Work to be completed:
Please work out the number of lines in the following material that include "ABACO", and reply with only that number.

***

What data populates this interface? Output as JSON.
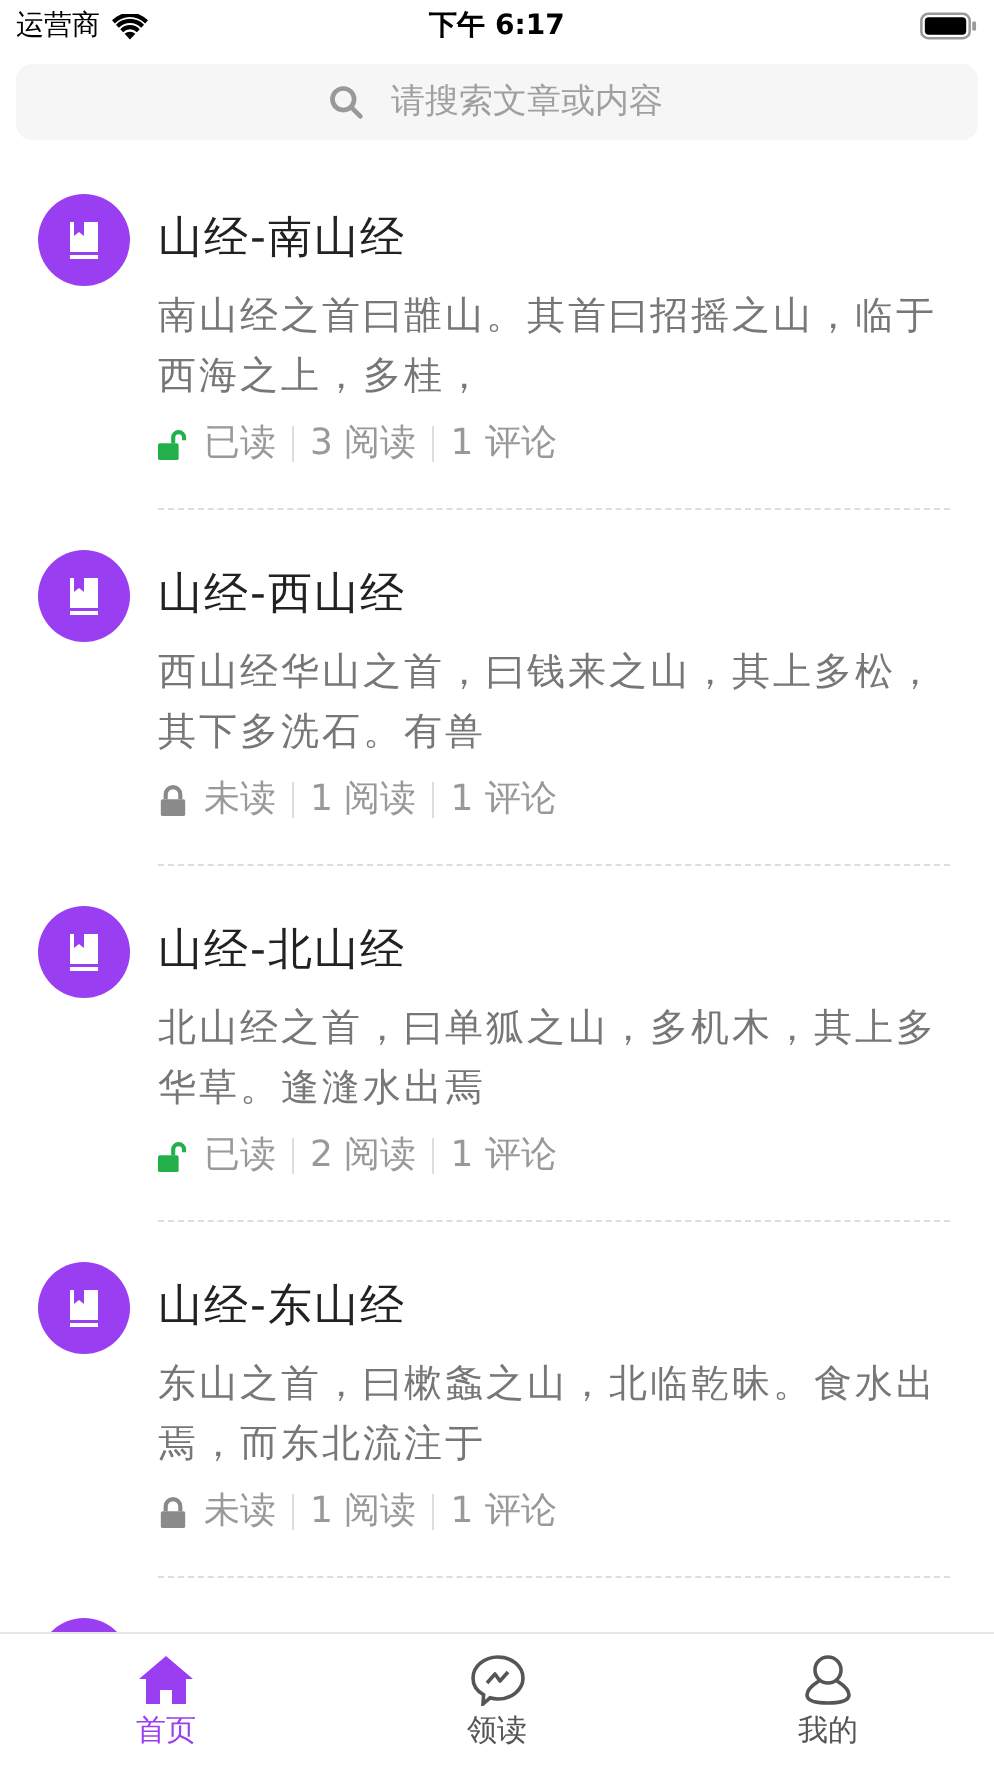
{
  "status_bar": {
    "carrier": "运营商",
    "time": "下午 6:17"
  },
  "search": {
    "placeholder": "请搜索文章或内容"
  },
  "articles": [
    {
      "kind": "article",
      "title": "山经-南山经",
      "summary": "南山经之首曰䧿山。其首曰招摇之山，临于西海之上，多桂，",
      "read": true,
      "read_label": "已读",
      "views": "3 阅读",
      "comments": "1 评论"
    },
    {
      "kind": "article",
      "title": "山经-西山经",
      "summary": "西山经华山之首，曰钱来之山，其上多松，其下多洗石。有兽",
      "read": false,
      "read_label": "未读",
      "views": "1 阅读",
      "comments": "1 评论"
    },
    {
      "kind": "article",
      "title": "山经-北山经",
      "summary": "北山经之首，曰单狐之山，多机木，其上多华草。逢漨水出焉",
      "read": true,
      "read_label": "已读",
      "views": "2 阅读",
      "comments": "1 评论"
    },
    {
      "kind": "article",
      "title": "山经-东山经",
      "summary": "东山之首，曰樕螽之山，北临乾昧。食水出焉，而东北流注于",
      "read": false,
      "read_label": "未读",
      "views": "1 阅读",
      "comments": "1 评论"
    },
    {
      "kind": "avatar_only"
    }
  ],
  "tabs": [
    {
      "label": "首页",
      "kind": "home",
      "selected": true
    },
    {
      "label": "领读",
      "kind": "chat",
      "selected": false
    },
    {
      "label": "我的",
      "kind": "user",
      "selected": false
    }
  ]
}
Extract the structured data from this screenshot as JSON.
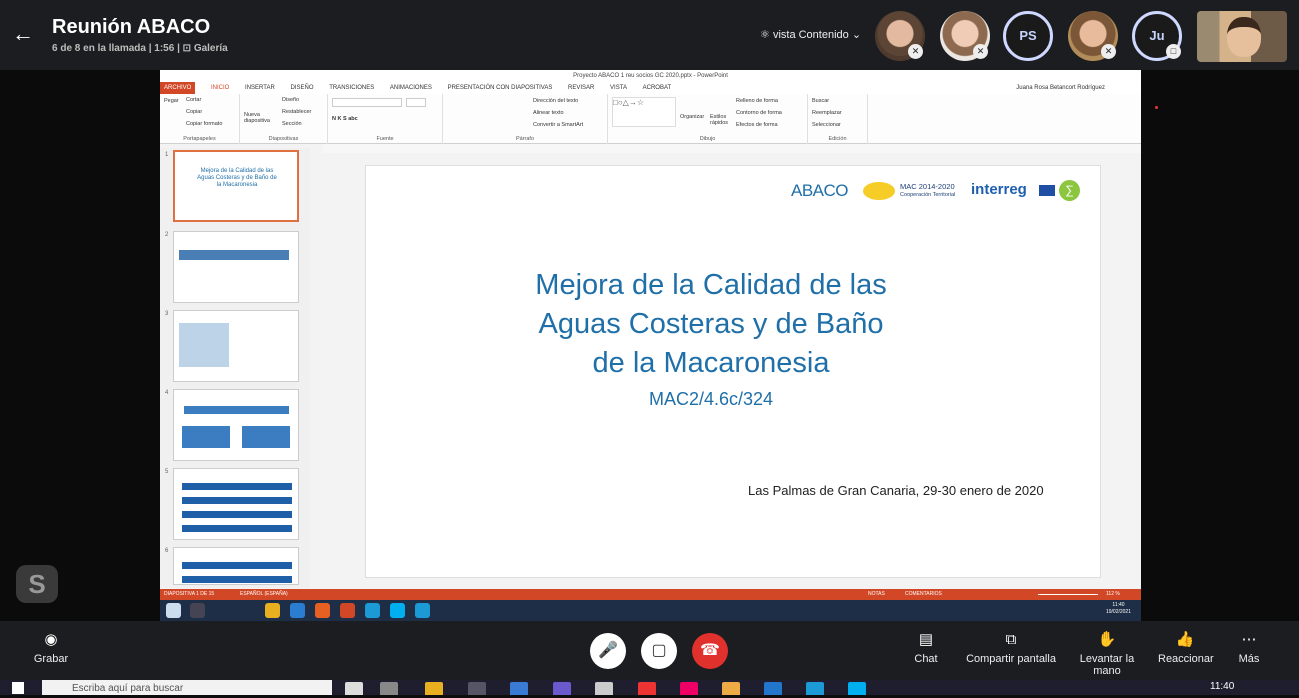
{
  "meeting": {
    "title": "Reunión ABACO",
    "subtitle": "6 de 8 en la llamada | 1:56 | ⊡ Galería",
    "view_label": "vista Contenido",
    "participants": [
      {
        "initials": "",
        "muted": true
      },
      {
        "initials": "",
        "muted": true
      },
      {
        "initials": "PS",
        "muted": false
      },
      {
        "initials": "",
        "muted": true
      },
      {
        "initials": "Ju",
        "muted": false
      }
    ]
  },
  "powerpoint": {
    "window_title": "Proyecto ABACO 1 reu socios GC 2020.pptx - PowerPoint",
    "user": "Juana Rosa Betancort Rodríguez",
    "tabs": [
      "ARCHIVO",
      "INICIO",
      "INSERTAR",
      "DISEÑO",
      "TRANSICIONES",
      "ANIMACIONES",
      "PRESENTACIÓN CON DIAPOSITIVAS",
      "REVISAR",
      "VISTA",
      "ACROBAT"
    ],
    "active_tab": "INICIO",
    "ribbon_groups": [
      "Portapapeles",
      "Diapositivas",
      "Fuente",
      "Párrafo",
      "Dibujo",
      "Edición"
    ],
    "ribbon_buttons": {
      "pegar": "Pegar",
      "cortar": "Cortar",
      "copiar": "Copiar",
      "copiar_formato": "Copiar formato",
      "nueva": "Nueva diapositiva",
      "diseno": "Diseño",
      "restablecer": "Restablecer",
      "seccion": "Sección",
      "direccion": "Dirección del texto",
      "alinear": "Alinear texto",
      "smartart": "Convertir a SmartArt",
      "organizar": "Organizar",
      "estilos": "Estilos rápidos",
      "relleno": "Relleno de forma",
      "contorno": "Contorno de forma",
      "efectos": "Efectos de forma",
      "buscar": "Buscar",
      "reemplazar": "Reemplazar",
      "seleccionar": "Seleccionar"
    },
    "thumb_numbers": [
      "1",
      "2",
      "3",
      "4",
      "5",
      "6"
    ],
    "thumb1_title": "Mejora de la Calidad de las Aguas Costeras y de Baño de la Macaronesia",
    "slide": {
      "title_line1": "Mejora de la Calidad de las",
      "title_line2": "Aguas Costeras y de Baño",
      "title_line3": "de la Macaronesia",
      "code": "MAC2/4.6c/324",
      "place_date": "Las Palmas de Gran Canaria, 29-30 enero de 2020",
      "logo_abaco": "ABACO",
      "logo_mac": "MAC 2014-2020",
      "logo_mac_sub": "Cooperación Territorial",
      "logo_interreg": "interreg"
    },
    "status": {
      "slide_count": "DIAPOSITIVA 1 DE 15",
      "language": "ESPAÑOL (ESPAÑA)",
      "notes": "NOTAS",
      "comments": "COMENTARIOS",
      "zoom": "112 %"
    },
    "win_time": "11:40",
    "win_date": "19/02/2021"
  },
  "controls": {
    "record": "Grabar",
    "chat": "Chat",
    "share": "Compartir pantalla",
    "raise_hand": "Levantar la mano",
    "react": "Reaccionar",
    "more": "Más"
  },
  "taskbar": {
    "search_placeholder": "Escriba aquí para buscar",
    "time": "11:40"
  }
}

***

Reply to the exercise:
3